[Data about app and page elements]
- Opening Delimiter -

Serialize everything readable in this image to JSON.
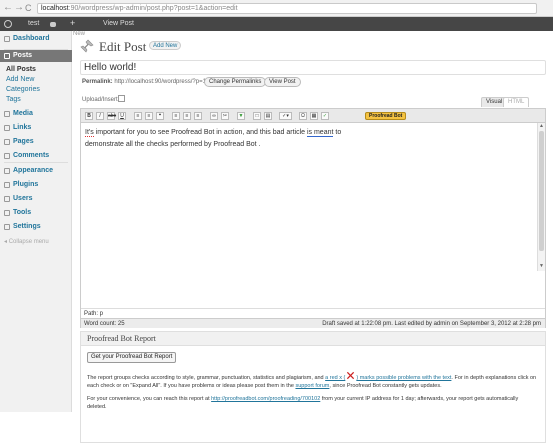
{
  "browser": {
    "url_host": "localhost",
    "url_rest": ":90/wordpress/wp-admin/post.php?post=1&action=edit"
  },
  "adminbar": {
    "site_name": "test",
    "new_label": "+",
    "view_post": "View Post"
  },
  "sidebar": {
    "items": [
      {
        "label": "Dashboard"
      },
      {
        "label": "Posts"
      },
      {
        "label": "Media"
      },
      {
        "label": "Links"
      },
      {
        "label": "Pages"
      },
      {
        "label": "Comments"
      },
      {
        "label": "Appearance"
      },
      {
        "label": "Plugins"
      },
      {
        "label": "Users"
      },
      {
        "label": "Tools"
      },
      {
        "label": "Settings"
      }
    ],
    "sub_items": [
      "All Posts",
      "Add New",
      "Categories",
      "Tags"
    ],
    "collapse": "Collapse menu"
  },
  "main": {
    "help": "New",
    "page_title": "Edit Post",
    "add_new": "Add New",
    "post_title": "Hello world!",
    "permalink_label": "Permalink:",
    "permalink_url": "http://localhost:90/wordpress/?p=1",
    "change_permalinks": "Change Permalinks",
    "view_post": "View Post",
    "upload_insert": "Upload/Insert",
    "tab_visual": "Visual",
    "tab_html": "HTML"
  },
  "editor": {
    "toolbar": [
      "B",
      "I",
      "abc",
      "U",
      "≡",
      "≡",
      "❝",
      "≡",
      "≡",
      "≡",
      "∞",
      "✂",
      "▼",
      "□",
      "▤",
      "✓▾",
      "Ω",
      "▦",
      "✓"
    ],
    "proofread_button": "Proofread Bot",
    "line1_a": "It's",
    "line1_b": " important for you to see Proofread Bot in action, and this bad article ",
    "line1_c": "is meant",
    "line1_d": " to",
    "line2": "demonstrate all the checks performed by Proofread Bot .",
    "path": "Path: p",
    "word_count": "Word count: 25",
    "draft_status": "Draft saved at 1:22:08 pm. Last edited by admin on September 3, 2012 at 2:28 pm"
  },
  "report": {
    "heading": "Proofread Bot Report",
    "button": "Get your Proofread Bot Report",
    "p1_a": "The report groups checks according to style, grammar, punctuation, statistics and plagiarism, and ",
    "p1_link1": "a red x (",
    "p1_link2": ") marks possible problems with the text",
    "p1_b": ". For in depth explanations click on each check or on \"Expand All\". If you have problems or ideas please post them in the ",
    "p1_link3": "support forum",
    "p1_c": ", since Proofread Bot constantly gets updates.",
    "p2_a": "For your convenience, you can reach this report at ",
    "p2_link": "http://proofreadbot.com/proofreading/700102",
    "p2_b": " from your current IP address for 1 day; afterwards, your report gets automatically deleted."
  },
  "colors": {
    "accent": "#21759b",
    "adminbar": "#464646",
    "active_menu": "#777777",
    "proofread_button": "#f5c342",
    "red_x": "#cc2222"
  }
}
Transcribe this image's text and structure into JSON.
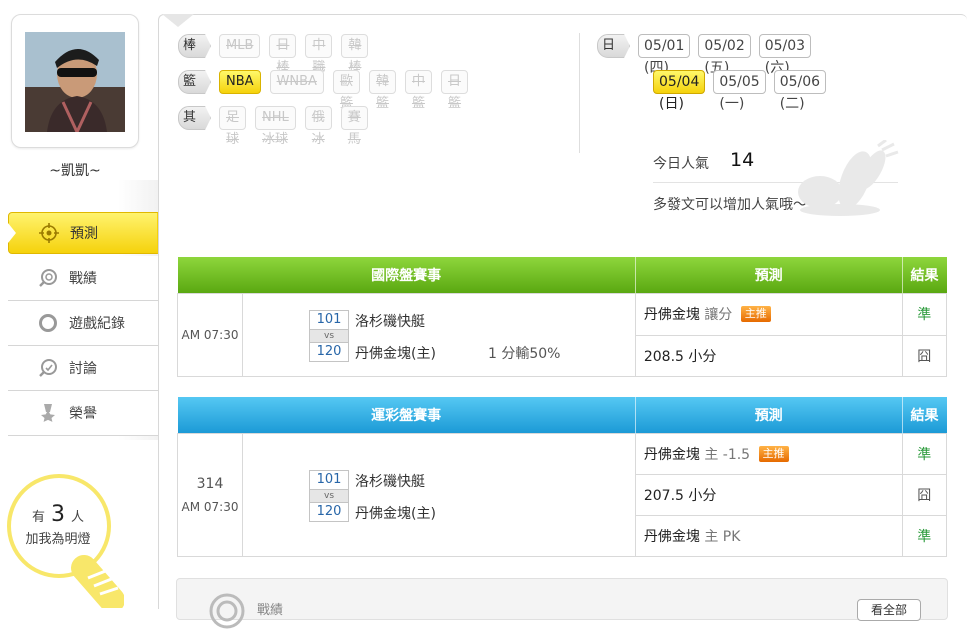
{
  "user": {
    "name": "~凱凱~"
  },
  "nav": [
    {
      "label": "預測",
      "icon": "target-icon",
      "active": true
    },
    {
      "label": "戰績",
      "icon": "search-record-icon",
      "active": false
    },
    {
      "label": "遊戲紀錄",
      "icon": "ring-icon",
      "active": false
    },
    {
      "label": "討論",
      "icon": "discussion-icon",
      "active": false
    },
    {
      "label": "榮譽",
      "icon": "medal-icon",
      "active": false
    }
  ],
  "bulb": {
    "prefix": "有",
    "count": "3",
    "suffix": "人",
    "caption": "加我為明燈"
  },
  "filters": {
    "baseball": {
      "label": "棒球",
      "items": [
        "MLB",
        "日棒",
        "中職",
        "韓棒"
      ]
    },
    "basketball": {
      "label": "籃球",
      "items": [
        "NBA",
        "WNBA",
        "歐籃",
        "韓籃",
        "中籃",
        "日籃"
      ],
      "active": "NBA"
    },
    "other": {
      "label": "其他",
      "items": [
        "足球",
        "NHL冰球",
        "俄冰",
        "賽馬"
      ]
    }
  },
  "dates": {
    "label": "日期",
    "row1": [
      "05/01 (四)",
      "05/02 (五)",
      "05/03 (六)"
    ],
    "row2": [
      "05/04 (日)",
      "05/05 (一)",
      "05/06 (二)"
    ],
    "active": "05/04 (日)"
  },
  "popularity": {
    "label": "今日人氣",
    "value": "14",
    "tip": "多發文可以增加人氣哦～"
  },
  "intl": {
    "headers": {
      "event": "國際盤賽事",
      "prediction": "預測",
      "result": "結果"
    },
    "time": "AM 07:30",
    "away": {
      "no": "101",
      "name": "洛杉磯快艇"
    },
    "home": {
      "no": "120",
      "name": "丹佛金塊(主)"
    },
    "vs": "vs",
    "odds": "1 分輸50%",
    "predictions": [
      {
        "team": "丹佛金塊",
        "detail": "讓分",
        "badge": "主推",
        "result": "準",
        "result_type": "win"
      },
      {
        "team": "208.5",
        "detail": "小分",
        "badge": "",
        "result": "囧",
        "result_type": "lose"
      }
    ]
  },
  "sports": {
    "headers": {
      "event": "運彩盤賽事",
      "prediction": "預測",
      "result": "結果"
    },
    "code": "314",
    "time": "AM 07:30",
    "away": {
      "no": "101",
      "name": "洛杉磯快艇"
    },
    "home": {
      "no": "120",
      "name": "丹佛金塊(主)"
    },
    "vs": "vs",
    "predictions": [
      {
        "team": "丹佛金塊",
        "detail": "主 -1.5",
        "badge": "主推",
        "result": "準",
        "result_type": "win"
      },
      {
        "team": "207.5",
        "detail": "小分",
        "badge": "",
        "result": "囧",
        "result_type": "lose"
      },
      {
        "team": "丹佛金塊",
        "detail": "主 PK",
        "badge": "",
        "result": "準",
        "result_type": "win"
      }
    ]
  },
  "record_box": {
    "title": "戰績",
    "button": "看全部"
  },
  "colors": {
    "accent_yellow": "#f5d20c",
    "intl_header": "#5aa811",
    "sports_header": "#1c9ad6",
    "win": "#2a9a3a",
    "badge": "#e66a00"
  }
}
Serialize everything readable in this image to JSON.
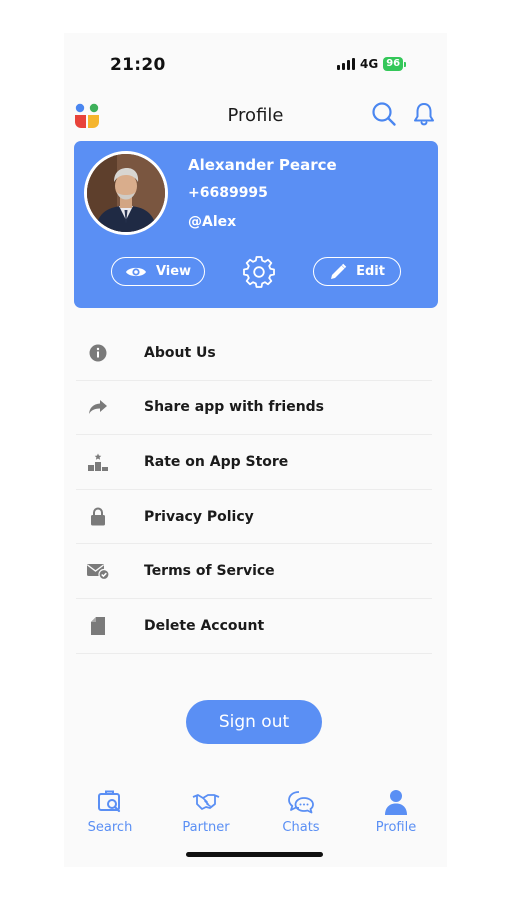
{
  "status_bar": {
    "time": "21:20",
    "network": "4G",
    "battery": "96"
  },
  "header": {
    "title": "Profile",
    "logo_icon": "app-logo-icon",
    "search_icon": "search-icon",
    "bell_icon": "bell-icon"
  },
  "profile": {
    "name": "Alexander Pearce",
    "phone": "+6689995",
    "handle": "@Alex",
    "view_label": "View",
    "edit_label": "Edit"
  },
  "menu": [
    {
      "label": "About Us",
      "icon": "info-icon"
    },
    {
      "label": "Share app with friends",
      "icon": "share-icon"
    },
    {
      "label": "Rate on App Store",
      "icon": "podium-icon"
    },
    {
      "label": "Privacy Policy",
      "icon": "lock-icon"
    },
    {
      "label": "Terms of Service",
      "icon": "mail-check-icon"
    },
    {
      "label": "Delete Account",
      "icon": "document-icon"
    }
  ],
  "signout_label": "Sign out",
  "tabs": [
    {
      "label": "Search",
      "icon": "search-briefcase-icon"
    },
    {
      "label": "Partner",
      "icon": "handshake-icon"
    },
    {
      "label": "Chats",
      "icon": "chat-icon"
    },
    {
      "label": "Profile",
      "icon": "person-icon"
    }
  ],
  "colors": {
    "accent": "#5a8ff4",
    "battery": "#34c759",
    "icon_gray": "#7a7a7a"
  }
}
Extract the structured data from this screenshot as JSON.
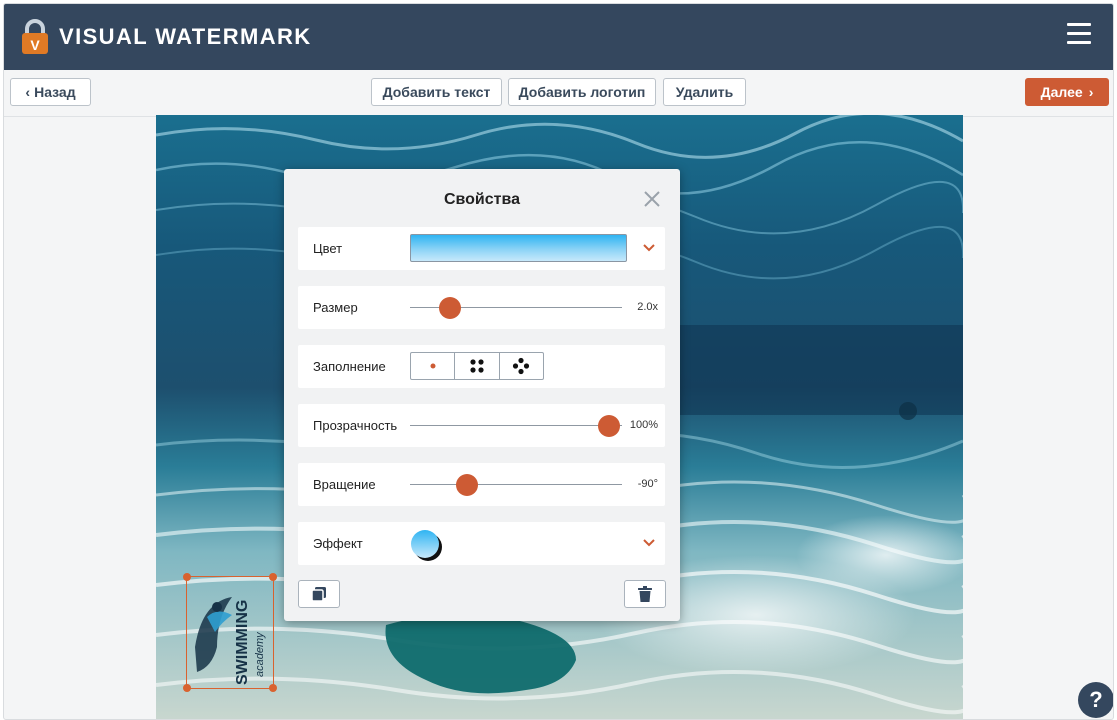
{
  "app": {
    "title": "VISUAL WATERMARK",
    "logo_letter": "V"
  },
  "toolbar": {
    "back_label": "Назад",
    "add_text_label": "Добавить текст",
    "add_logo_label": "Добавить логотип",
    "delete_label": "Удалить",
    "next_label": "Далее"
  },
  "dialog": {
    "title": "Свойства",
    "color": {
      "label": "Цвет",
      "gradient_from": "#2fb4f2",
      "gradient_to": "#c7e9fb"
    },
    "size": {
      "label": "Размер",
      "value": "2.0x",
      "level": 0.19
    },
    "fill": {
      "label": "Заполнение",
      "options": [
        "single",
        "four-dots",
        "five-dots"
      ],
      "selected": "single"
    },
    "opacity": {
      "label": "Прозрачность",
      "value": "100%",
      "level": 0.94
    },
    "rotation": {
      "label": "Вращение",
      "value": "-90°",
      "level": 0.27
    },
    "effect": {
      "label": "Эффект"
    }
  },
  "watermark": {
    "text_main": "SWIMMING",
    "text_sub": "academy"
  },
  "colors": {
    "header": "#34475e",
    "accent": "#cd5b34",
    "selection": "#d9622f"
  },
  "help": {
    "label": "?"
  }
}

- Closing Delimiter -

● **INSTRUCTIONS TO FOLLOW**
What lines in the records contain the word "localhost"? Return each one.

● **TASK RESPONSE**
    "url_host": "localhost",
    "permalink_url": "http://localhost:90/wordpress/?p=1",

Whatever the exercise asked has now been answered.